Societies, if we are to take the Freudian line, prefer to subordinate chaotic urges in favour of dull order. Civilization implies stability. By the nineteenth century, human society was digesting a range of theories on ‘constants’, be it in such matters as gravity or the speed of light. This, argues Ian Hacking, was largely due to a desire to tame chance. Those who seem fit to violate this are deemed aberrant, disorderly and reprobate.
The charge of madness and lunacy is therefore an ideal accusation, the perfect riposte against collective responsibility. The scene is set by observations that paint Norway as sylvan idyll that was rudely disrupted by the killings inflicted by Anders Breivik. Jack Knox, columnist for the Canadian Times Colonist, spoke of how frightened he was that ‘the murders in Norway – sensible, peaceful affluent Norway’ took place in a country ‘so familiar, both in look and feel’ (Jul 26). Was mother nature playing tricks?
In the Breivik case, the man’s ideas and his deeds are convenient fused. He did these acts within a peaceful society (not Iraq, not Afghanistan), and must therefore be touching the fringes of the unstable. Closely allied to this is the suggestion that he is a fantasist, a delusionary who imagines plotting followers in cells awaiting the next crusading push. Such accusations make it tempting to dismiss Breivik’s acts as singular, solitary and irrelevant to a broader European debate on culture and tolerance.
The irrational sentiment is often misunderstood. It is not a valued commodity these days, even if, as Albert Camus recalls in his notebooks after the Second World War, it was the only thing that kept creativity alive. After all, rational beings created the gas chambers and camps running to the bellicose melodies of Richard Wagner. Breivik was, in a sense, placing a form of rationalism behind the gun.
Tidy labels of medical resort prevent self-analysis and vital questioning. Breivik’s ramblings in his 1500 page manifesto have an interior coherence. Behind such terms as ‘cultural Marxism’ lie a traditional loathing that any advocate of minimalist government might feel. Government is the enemy, especially if it capitulates over its own ideals on such matters as free speech. (Breivik notes the Rushdie affair, and the cartoon incident.) In this, Breivik exhibits a close similarity with the reasoning of Oklahoma Bomber Timothy McVeigh, who killed 168 people with a fertiliser bomb in 1995. Prior to being officially sentenced to death, McVeigh cited the dissenting words of Justice Brandeis in Olmstead v The United States. ‘For good or for ill, [Government] teaches the whole people by its example.’
Breivik’s distaste for multiculturalism is itself a traditional view by a member of a conservative society. In addition to this, studies in recent years have also shown that the radical right is becoming a serious presence in Europe. But what, exactly, is this radicalism about?

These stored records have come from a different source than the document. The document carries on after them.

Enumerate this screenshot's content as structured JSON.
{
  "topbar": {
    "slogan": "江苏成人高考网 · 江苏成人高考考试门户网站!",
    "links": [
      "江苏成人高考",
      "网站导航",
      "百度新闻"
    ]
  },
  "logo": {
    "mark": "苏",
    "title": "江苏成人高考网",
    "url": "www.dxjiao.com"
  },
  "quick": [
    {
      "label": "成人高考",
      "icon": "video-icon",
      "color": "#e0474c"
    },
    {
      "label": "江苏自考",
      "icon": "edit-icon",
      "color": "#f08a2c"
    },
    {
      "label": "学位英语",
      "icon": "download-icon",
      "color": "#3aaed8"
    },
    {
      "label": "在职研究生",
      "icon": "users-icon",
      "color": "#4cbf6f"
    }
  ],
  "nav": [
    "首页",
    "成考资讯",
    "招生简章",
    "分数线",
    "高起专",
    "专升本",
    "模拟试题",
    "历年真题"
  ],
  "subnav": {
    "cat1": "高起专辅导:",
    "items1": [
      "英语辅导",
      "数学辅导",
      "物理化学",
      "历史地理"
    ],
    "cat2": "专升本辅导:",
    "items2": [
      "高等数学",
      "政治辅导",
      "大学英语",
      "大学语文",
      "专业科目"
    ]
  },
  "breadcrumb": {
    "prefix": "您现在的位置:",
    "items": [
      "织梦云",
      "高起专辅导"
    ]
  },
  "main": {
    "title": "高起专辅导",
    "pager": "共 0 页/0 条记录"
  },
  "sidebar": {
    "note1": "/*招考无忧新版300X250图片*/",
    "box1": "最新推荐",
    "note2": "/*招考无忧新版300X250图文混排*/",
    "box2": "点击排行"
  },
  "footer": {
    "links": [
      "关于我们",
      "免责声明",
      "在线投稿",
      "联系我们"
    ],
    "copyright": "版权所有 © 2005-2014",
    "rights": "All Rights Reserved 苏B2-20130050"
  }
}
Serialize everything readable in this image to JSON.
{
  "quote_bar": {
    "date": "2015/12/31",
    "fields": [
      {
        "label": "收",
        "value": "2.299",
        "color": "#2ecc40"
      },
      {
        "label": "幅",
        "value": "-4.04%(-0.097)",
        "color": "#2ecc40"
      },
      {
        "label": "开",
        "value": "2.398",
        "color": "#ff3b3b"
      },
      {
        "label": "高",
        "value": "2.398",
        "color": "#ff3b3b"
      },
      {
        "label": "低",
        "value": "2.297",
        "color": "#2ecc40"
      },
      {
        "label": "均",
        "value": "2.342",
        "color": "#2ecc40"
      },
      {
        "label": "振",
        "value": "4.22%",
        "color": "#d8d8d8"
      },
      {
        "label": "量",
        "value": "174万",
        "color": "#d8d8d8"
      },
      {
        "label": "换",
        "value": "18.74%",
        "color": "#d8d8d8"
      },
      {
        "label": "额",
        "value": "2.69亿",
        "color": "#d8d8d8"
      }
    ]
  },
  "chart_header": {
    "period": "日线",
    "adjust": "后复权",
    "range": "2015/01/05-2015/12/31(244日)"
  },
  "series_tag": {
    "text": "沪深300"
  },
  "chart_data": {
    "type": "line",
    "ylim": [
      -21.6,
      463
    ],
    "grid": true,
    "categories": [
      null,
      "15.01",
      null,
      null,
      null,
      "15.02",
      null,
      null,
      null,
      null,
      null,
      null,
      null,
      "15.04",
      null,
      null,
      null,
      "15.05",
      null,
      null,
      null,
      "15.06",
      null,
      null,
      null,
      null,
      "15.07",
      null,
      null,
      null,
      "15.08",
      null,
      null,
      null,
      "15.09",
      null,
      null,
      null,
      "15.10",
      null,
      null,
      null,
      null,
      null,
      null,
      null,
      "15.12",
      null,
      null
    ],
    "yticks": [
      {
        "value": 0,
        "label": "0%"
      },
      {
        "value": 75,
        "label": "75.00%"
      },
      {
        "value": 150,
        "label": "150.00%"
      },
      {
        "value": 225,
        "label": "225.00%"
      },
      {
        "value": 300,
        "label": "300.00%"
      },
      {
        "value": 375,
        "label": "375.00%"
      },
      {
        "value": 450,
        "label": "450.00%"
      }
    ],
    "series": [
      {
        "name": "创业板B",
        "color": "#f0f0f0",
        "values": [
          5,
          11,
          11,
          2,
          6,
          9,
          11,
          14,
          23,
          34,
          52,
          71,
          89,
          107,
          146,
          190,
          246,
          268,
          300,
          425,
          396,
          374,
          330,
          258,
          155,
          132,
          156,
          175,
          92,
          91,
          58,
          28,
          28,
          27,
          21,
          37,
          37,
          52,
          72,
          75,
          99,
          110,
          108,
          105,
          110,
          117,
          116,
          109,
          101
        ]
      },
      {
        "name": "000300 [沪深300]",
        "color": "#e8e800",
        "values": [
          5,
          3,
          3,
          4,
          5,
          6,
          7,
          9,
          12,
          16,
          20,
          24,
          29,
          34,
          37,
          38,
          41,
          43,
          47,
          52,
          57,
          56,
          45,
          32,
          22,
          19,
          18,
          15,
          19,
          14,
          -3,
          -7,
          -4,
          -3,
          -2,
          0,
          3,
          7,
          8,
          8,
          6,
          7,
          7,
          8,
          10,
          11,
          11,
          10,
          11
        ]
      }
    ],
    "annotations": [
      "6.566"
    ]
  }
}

The report by the Berlin-based Friedrich Ebert Foundation Intolerance, Prejudice and Discrimination: A European Report (2008) found a good strain of old-fashioned xenophobia amongst a sampling of 1,000 persons across Britain, the Netherlands, Poland, France, Hungary, Italy, Germany and Portugal. True, an average of seventy percent of Europeans were positive to immigration, but ‘about half of all European respondents said that there were too many immigrants in their country and that jobs should be given to non-immigrants first in times of crisis.’ Disturbingly, the report found that a third of those surveyed still hold the view that there is ‘a natural hierarchy of races’, with whites at the top of the food chain.
Behind Breivik’s observations of ‘Islamisization’ creeping across Europe lie a broadly felt suspicion of the deeds of the Prophet, whose Ottoman warriors were stemmed at the Battle of Lepanto in 1571 and the Battle of Vienna in 1683. Broadly, he claims to be a cultural conservative Christian in that he shares a belief ‘in Christianity as a cultural, social, identity, and moral platform.’ ‘At the age of 15 I chose to be baptised and confirmed in the Norwegian State Church.’ The Christian label applies, claims Breivik, even to conservative Europeans who are professed agnostics.
Such attitudes suggest that politically stable institutions, unless they are complemented by cultural tolerance, make uncomfortable bedfellows. The liberalism of such societies as Norway, Denmark and Sweden is hard to challenge, but nor is the presence of emergent populism that frowns on the increased mobility of citizens within the EU and failed attempts to integrate displaced peoples, many from Islamic countries. On the other side of the fence, Breivik’s desire to see a Muslim cleansing is not far removed from the claim of some Mullahs in Scandinavia who would wish Sharia law and a theocracy to be established within the environs of European society.
Breivik’s lawyer has attempted to lead the lunacy charge by a plea to the court of insanity. It is very much society’s escape clause. Breivik gets off murder and gets into a ward to be medicated for the rest of his life; European society is left off the hook – after all, to take this line of reasoning to its logical conclusion, only one man did it.
Binoy Kampmark was a Commonwealth Scholar at Selwyn College, Cambridge. He lectures at RMIT University, Melbourne. Email: firstname.lastname@example.org